A Norfolk man is expected to plead guilty to conspiring to price gouge hospitals in the early days of the COVID-19 pandemic by selling them N95 masks at huge markups, according to prosecutors.

Jason Colantuoni, 35, was charged Thursday in US District Court in Boston with a sole count of conspiracy to commit price gouging in violation of the Defense Production Act, Acting US Attorney Joshua S. Levy’s office said.

The act gives the president the authority to control the general distribution of materials deemed scarce and critical to national defense in an emergency, according to court documents. Under the law, such items can’t be sold “at prices in excess” of prevailing market rates.


In March 2020, a friend of Colantuoni’s started a company in Florida in response to the pandemic, federal prosecutors said. Colantuoni, his friend, and the company’s head of sales obtained masks from various sources and allegedly sold them “to desperate hospitals in Massachusetts and elsewhere at prices in excess of the prevailing market price,” prosecutors said.

They allegedly offered to sell masks for as much as $11.95 each, prosecutors said.

“The weighted average price for the company’s purchases of N95 masks was approximately $4.48 per mask, while the weighted average price for the company’s sales of N95 masks to hospitals was approximately $9.91 per mask,” prosecutors said.

According to a plea agreement filed in court, prosecutors have agreed to recommend a term of incarceration “within the guidelines” applicable to Colantuoni in exchange for his guilty plea, as well as six months of supervised release and “restitution in an amount to be determined at sentencing.”

A plea hearing hasn’t been set.

“Mr. Colantuoni was not an owner or officer of the company,” his lawyer, Tracy Miner, said in a statement Friday. “He did not set prices or share in the profits of the company. He was trying to help his friend’s business out. He has accepted responsibility for his role.”
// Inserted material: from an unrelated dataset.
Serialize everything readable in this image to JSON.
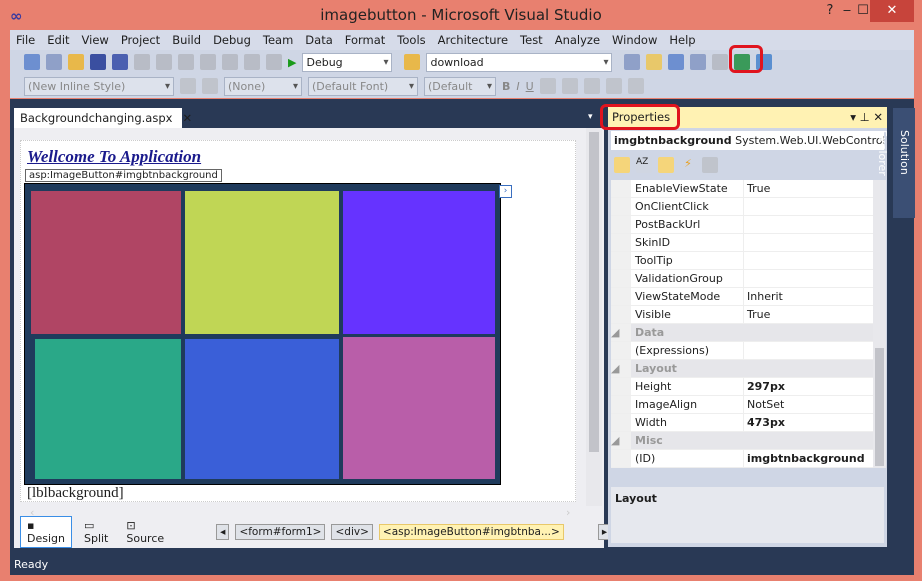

The charge carries penalties of up to a year in prison, up to a year of supervised release, and a maximum fine of $10,000, prosecutors said.

Travis Andersen can be reached at